- **AVAILABLE DATA**
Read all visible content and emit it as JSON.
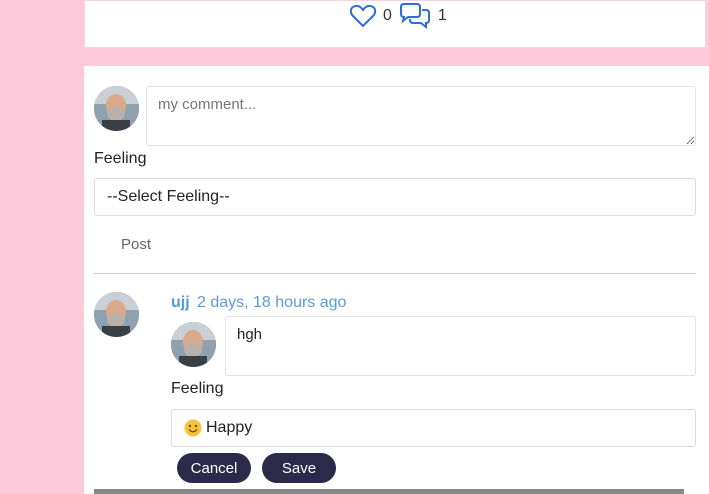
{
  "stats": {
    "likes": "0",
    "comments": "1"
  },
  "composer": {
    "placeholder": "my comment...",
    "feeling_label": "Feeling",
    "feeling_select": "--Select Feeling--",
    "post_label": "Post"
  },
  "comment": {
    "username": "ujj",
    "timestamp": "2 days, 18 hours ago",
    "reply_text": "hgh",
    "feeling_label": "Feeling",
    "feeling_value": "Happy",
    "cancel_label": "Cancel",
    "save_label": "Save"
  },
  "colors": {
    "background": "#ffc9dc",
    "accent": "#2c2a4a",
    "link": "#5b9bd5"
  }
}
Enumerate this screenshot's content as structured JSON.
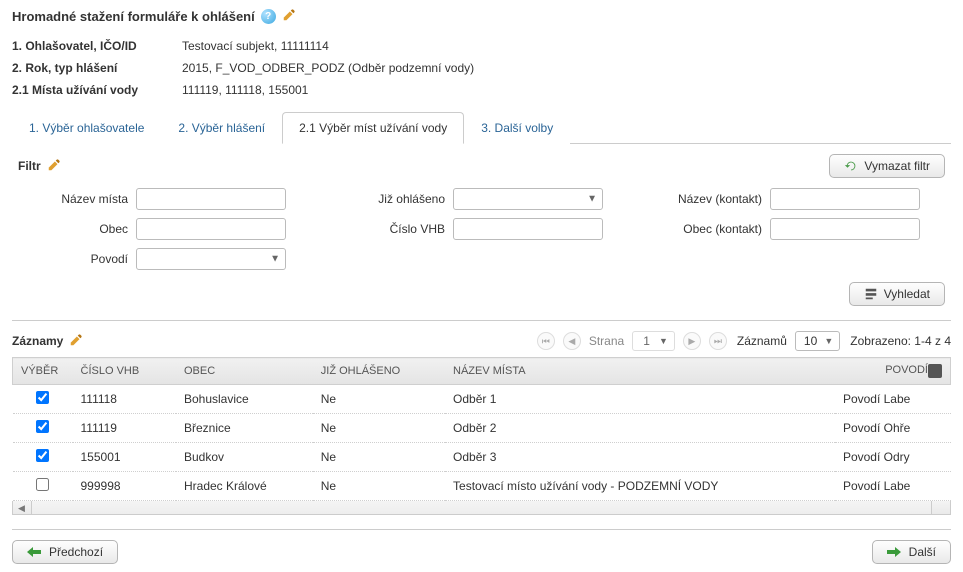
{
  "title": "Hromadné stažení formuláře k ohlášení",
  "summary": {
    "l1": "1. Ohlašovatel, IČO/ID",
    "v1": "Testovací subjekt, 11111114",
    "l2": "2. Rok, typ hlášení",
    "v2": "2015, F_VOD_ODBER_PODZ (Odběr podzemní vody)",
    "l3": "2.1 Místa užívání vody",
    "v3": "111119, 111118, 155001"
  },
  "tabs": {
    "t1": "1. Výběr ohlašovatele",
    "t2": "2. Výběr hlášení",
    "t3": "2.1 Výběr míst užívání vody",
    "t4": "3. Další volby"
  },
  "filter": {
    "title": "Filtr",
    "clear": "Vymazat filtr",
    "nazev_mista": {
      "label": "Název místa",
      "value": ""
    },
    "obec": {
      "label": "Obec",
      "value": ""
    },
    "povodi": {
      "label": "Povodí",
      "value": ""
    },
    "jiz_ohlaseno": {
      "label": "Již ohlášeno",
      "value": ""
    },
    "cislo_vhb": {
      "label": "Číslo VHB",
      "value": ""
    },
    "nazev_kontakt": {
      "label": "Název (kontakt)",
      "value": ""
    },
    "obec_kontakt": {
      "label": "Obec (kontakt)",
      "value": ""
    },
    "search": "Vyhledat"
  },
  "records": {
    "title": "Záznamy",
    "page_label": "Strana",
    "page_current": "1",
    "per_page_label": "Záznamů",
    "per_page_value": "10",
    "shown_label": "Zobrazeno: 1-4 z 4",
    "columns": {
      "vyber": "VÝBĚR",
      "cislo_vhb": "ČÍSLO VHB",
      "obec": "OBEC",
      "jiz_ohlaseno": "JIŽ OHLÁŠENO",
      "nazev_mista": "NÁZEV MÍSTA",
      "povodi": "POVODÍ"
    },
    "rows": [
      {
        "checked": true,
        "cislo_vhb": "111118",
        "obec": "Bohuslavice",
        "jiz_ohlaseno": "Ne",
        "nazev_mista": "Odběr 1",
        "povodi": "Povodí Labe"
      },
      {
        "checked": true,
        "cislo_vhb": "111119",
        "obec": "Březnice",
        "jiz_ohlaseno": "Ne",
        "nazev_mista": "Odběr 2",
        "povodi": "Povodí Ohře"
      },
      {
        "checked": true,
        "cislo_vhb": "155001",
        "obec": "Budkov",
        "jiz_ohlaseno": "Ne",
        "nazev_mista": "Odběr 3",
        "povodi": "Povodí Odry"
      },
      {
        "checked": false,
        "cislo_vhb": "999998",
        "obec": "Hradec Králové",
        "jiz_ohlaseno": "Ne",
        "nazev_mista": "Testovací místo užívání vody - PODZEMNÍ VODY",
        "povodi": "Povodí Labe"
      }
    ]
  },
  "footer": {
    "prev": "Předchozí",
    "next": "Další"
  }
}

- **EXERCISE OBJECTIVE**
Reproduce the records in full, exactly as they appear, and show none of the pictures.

- **SOLUTION TO THIS TASK**
Read all visible content and emit it as JSON.
{
  "stats": {
    "likes": "0",
    "comments": "1"
  },
  "composer": {
    "placeholder": "my comment...",
    "feeling_label": "Feeling",
    "feeling_select": "--Select Feeling--",
    "post_label": "Post"
  },
  "comment": {
    "username": "ujj",
    "timestamp": "2 days, 18 hours ago",
    "reply_text": "hgh",
    "feeling_label": "Feeling",
    "feeling_value": "Happy",
    "cancel_label": "Cancel",
    "save_label": "Save"
  },
  "colors": {
    "background": "#ffc9dc",
    "accent": "#2c2a4a",
    "link": "#5b9bd5"
  }
}
Enumerate this screenshot's content as structured JSON.
{
  "title": "Hromadné stažení formuláře k ohlášení",
  "summary": {
    "l1": "1. Ohlašovatel, IČO/ID",
    "v1": "Testovací subjekt, 11111114",
    "l2": "2. Rok, typ hlášení",
    "v2": "2015, F_VOD_ODBER_PODZ (Odběr podzemní vody)",
    "l3": "2.1 Místa užívání vody",
    "v3": "111119, 111118, 155001"
  },
  "tabs": {
    "t1": "1. Výběr ohlašovatele",
    "t2": "2. Výběr hlášení",
    "t3": "2.1 Výběr míst užívání vody",
    "t4": "3. Další volby"
  },
  "filter": {
    "title": "Filtr",
    "clear": "Vymazat filtr",
    "nazev_mista": {
      "label": "Název místa",
      "value": ""
    },
    "obec": {
      "label": "Obec",
      "value": ""
    },
    "povodi": {
      "label": "Povodí",
      "value": ""
    },
    "jiz_ohlaseno": {
      "label": "Již ohlášeno",
      "value": ""
    },
    "cislo_vhb": {
      "label": "Číslo VHB",
      "value": ""
    },
    "nazev_kontakt": {
      "label": "Název (kontakt)",
      "value": ""
    },
    "obec_kontakt": {
      "label": "Obec (kontakt)",
      "value": ""
    },
    "search": "Vyhledat"
  },
  "records": {
    "title": "Záznamy",
    "page_label": "Strana",
    "page_current": "1",
    "per_page_label": "Záznamů",
    "per_page_value": "10",
    "shown_label": "Zobrazeno: 1-4 z 4",
    "columns": {
      "vyber": "VÝBĚR",
      "cislo_vhb": "ČÍSLO VHB",
      "obec": "OBEC",
      "jiz_ohlaseno": "JIŽ OHLÁŠENO",
      "nazev_mista": "NÁZEV MÍSTA",
      "povodi": "POVODÍ"
    },
    "rows": [
      {
        "checked": true,
        "cislo_vhb": "111118",
        "obec": "Bohuslavice",
        "jiz_ohlaseno": "Ne",
        "nazev_mista": "Odběr 1",
        "povodi": "Povodí Labe"
      },
      {
        "checked": true,
        "cislo_vhb": "111119",
        "obec": "Březnice",
        "jiz_ohlaseno": "Ne",
        "nazev_mista": "Odběr 2",
        "povodi": "Povodí Ohře"
      },
      {
        "checked": true,
        "cislo_vhb": "155001",
        "obec": "Budkov",
        "jiz_ohlaseno": "Ne",
        "nazev_mista": "Odběr 3",
        "povodi": "Povodí Odry"
      },
      {
        "checked": false,
        "cislo_vhb": "999998",
        "obec": "Hradec Králové",
        "jiz_ohlaseno": "Ne",
        "nazev_mista": "Testovací místo užívání vody - PODZEMNÍ VODY",
        "povodi": "Povodí Labe"
      }
    ]
  },
  "footer": {
    "prev": "Předchozí",
    "next": "Další"
  }
}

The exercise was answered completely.